Aside from the railroads, the overland transportation system by the early twentieth century had not advanced much beyond its primitive beginnings. Roads were crude, most times barely scarring the surface of the ground, and they either rigidly followed the section lines that marked boundries of private property or haphazardly wandered across the countryside, connecting with nothing in particular. Bridges, where they existed at all, were simple and rickety and were wisely avoided in the interests of safe passage. Some of Oklahoma' wide, sandy rivers, such as Red, acquired "straw bridges," consisting of a mat of grass and brush laid on the river bottom. The enterprising individuals who made them charged tolls for their use. With the aid of blowing sand and few more layers of straw these spans eventually rose fifteen feet or more above the river bed. The Indian nations had continued the practice of licensing toll bridges; the Creek and Muskogee tribes, for instance, maintained several wooden toll bridges on their lands during the late 1800s. Shortly after Benjamin Colbert lost his first bridge to floods, he organized the Red River Bridge Company in cooperation with a few Texas investors and operated a much larger structure on the site between 1890 and 1908.11 Such toll spans owned and operated by Native Americans, though relatively few in number and attracting more involvement by non-Indians, formed important links on roadways of this period.

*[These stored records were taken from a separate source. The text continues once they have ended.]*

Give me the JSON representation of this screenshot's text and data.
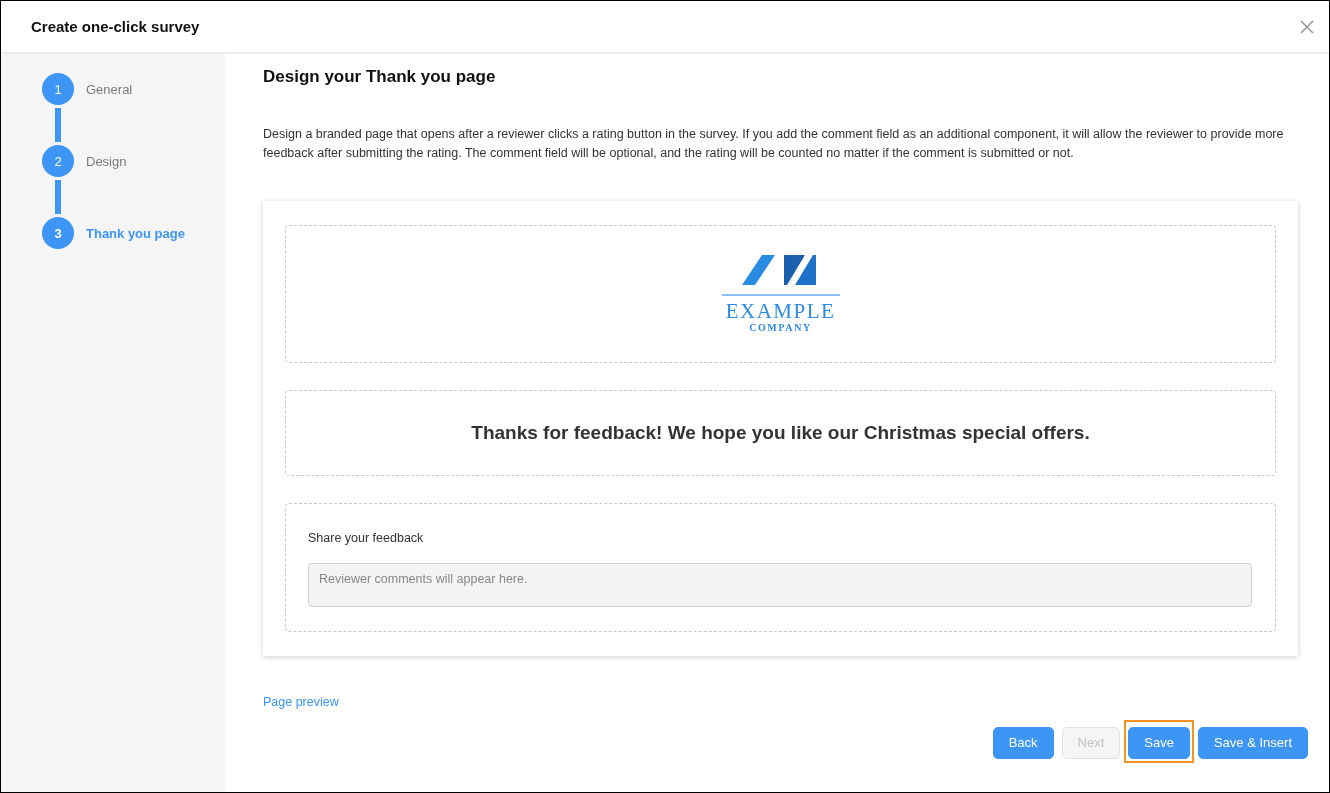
{
  "dialog": {
    "title": "Create one-click survey"
  },
  "steps": [
    {
      "number": "1",
      "label": "General",
      "selected": false
    },
    {
      "number": "2",
      "label": "Design",
      "selected": false
    },
    {
      "number": "3",
      "label": "Thank you page",
      "selected": true
    }
  ],
  "page": {
    "heading": "Design your Thank you page",
    "description": "Design a branded page that opens after a reviewer clicks a rating button in the survey. If you add the comment field as an additional component, it will allow the reviewer to provide more feedback after submitting the rating. The comment field will be optional, and the rating will be counted no matter if the comment is submitted or not."
  },
  "preview": {
    "logo": {
      "name": "EXAMPLE",
      "tagline": "COMPANY"
    },
    "message": "Thanks for feedback! We hope you like our Christmas special offers.",
    "comment": {
      "label": "Share your feedback",
      "placeholder": "Reviewer comments will appear here."
    }
  },
  "preview_link": "Page preview",
  "buttons": [
    {
      "label": "Back",
      "disabled": false,
      "focused": false
    },
    {
      "label": "Next",
      "disabled": true,
      "focused": false
    },
    {
      "label": "Save",
      "disabled": false,
      "focused": true
    },
    {
      "label": "Save & Insert",
      "disabled": false,
      "focused": false
    }
  ]
}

While toll bridges would remain part of Oklahoma's road system until the 1930s, Indian ownership virtually disappeared by the early 1900s.

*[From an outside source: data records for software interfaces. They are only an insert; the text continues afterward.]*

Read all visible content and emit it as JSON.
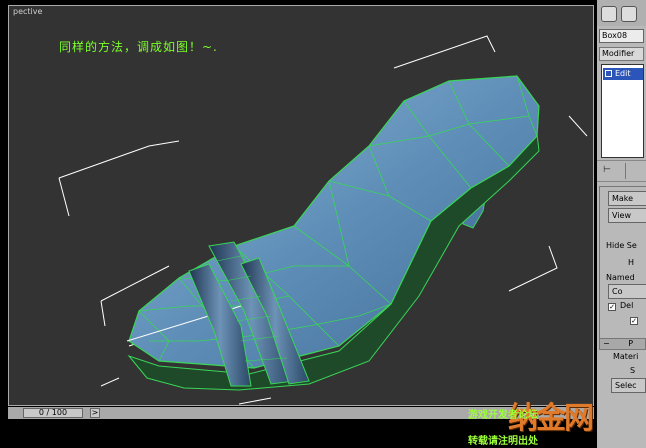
{
  "viewport": {
    "label": "pective",
    "annotation": "同样的方法，调成如图！~."
  },
  "command_panel": {
    "object_name": "Box08",
    "modifier_list": "Modifier",
    "stack_item": "Edit",
    "buttons": [
      "Make",
      "View"
    ],
    "hide_label": "Hide Se",
    "h_label": "H",
    "named_label": "Named",
    "co_label": "Co",
    "del_label": "Del",
    "rollout_label": "P",
    "material_label": "Materi",
    "s_label": "S",
    "select_label": "Selec"
  },
  "timebar": {
    "frame_readout": "0 / 100",
    "next_label": ">"
  },
  "watermark": {
    "logo": "纳金网",
    "line1": "游戏开发者论坛",
    "line2": "转载请注明出处"
  },
  "colors": {
    "viewport_bg": "#333333",
    "model_fill": "#5f8fb8",
    "wire": "#39d657",
    "annotation": "#7dff2a"
  }
}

Destructive floods in 1902 persuaded Oklahomans to make road improvements, so thought the president of the territory's Good Roads Association, who also believed this disaster taught people the "economy and wisdom of building perminent bridges and their superiority over cheap wooden structures."12 Washouts of this kind heightened public awareness, but, in the long run, more important factors seemed to be at work.
For shaping a society and altering its landscape few forces matched the power of the automobile, the first examples of which appeared in the territory around the turn of the century. By 1905 Tulsa reportedly had over two hundred automobiles on its streets and by 1912 the state claimed sixty five hundred motor vehicles. Motorists gave their enthusiastic endorsement to organizations advocating good roads that sprung up across the nation and became the chief proponents of state road departments. The lobbying efforts of this group in Oklahoma played a major role in creating the State Highway Department in1911.

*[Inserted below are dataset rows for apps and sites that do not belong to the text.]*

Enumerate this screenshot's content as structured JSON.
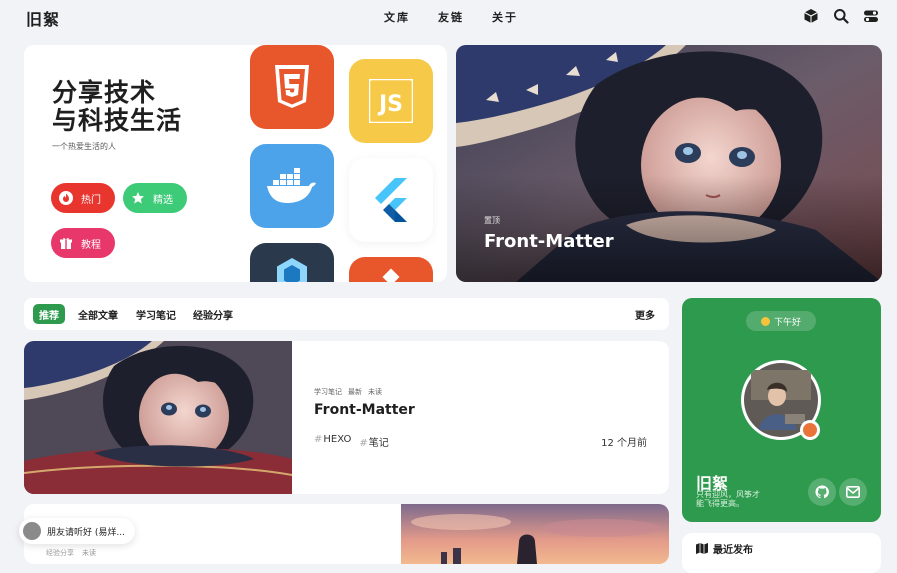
{
  "nav": {
    "logo": "旧絮",
    "menu": [
      "文库",
      "友链",
      "关于"
    ],
    "icons": [
      "cube-icon",
      "search-icon",
      "toggle-icon"
    ]
  },
  "hero": {
    "title": "分享技术\n与科技生活",
    "subtitle": "一个热爱生活的人",
    "buttons": [
      {
        "label": "热门",
        "icon": "fire-icon",
        "color": "#e8362f"
      },
      {
        "label": "精选",
        "icon": "star-icon",
        "color": "#3dcb78"
      },
      {
        "label": "教程",
        "icon": "gift-icon",
        "color": "#e8376a"
      }
    ],
    "tiles": [
      "html5-icon",
      "javascript-icon",
      "docker-icon",
      "flutter-icon",
      "webpack-icon",
      "git-icon"
    ]
  },
  "featured": {
    "pin_label": "置顶",
    "title": "Front-Matter"
  },
  "tabs": {
    "items": [
      "推荐",
      "全部文章",
      "学习笔记",
      "经验分享"
    ],
    "more": "更多",
    "accent": "#2e9a4e"
  },
  "post1": {
    "meta": [
      "学习笔记",
      "最新",
      "未读"
    ],
    "title": "Front-Matter",
    "tags": [
      "HEXO",
      "笔记"
    ],
    "date": "12 个月前"
  },
  "post2": {
    "meta": [
      "经验分享",
      "未读"
    ]
  },
  "toast": {
    "text": "朋友请听好 (易烊..."
  },
  "profile": {
    "greeting": "下午好",
    "name": "旧絮",
    "desc": "只有迎风，风筝才能飞得更高。",
    "color": "#2e9a4e"
  },
  "recent": {
    "title": "最近发布"
  }
}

Almost at once, the governor chose newspaperman Sidney Suggs of Ardmore the first road commissioner, reconizing his leadership of the good roads association and his campaign for the new state department. Suggs held the view--one shared by some reform thinkers at the time--that roads were moral agents capable of preserving the virtues of country life threatened by the growth of cities. "That men will be saved from the penitentiaries and women from the unmentionable life into which so many are forced by the environments of the city," would be benifits derived from better roads, he wrote President Taft in 1911.13
Progress came slowly, however. The town of Watonga took credit for having the state's forst paved highway in 1909 when an engineer from the U. S. Office of Public Roads supervised a group of local men in building a few miles of gravel roadway. By 1910, its records showing only twenty"three miles of hard surfaced roadway, Oklahoma ranked last among states in this important category, a yardstick for measuring development.14
The laws and customs throughout the country at the time placed road and bridge matters under the control of local government, a power jealously guarded by most Oklahoma counties. An exception appliled to tribal lands over which the Bureau of Indian Affairs and other federal agancies had jurisdiction. Where the counties were concerned, commissioners contended with tight budgets and their own lack of knowledge about the technical side of road and bridge building. Professional engineers were in short supply and they cost money the counties did not have. In response to pressure for improvements, county officials adopted low-cost solutions. To a great extent they made use of local builders to construct small timber spans or stone arch bridges. Under the right conditions, such as in Kay County, abundant local material in the hands of skilled stonemasons produced some excellent stone bridges.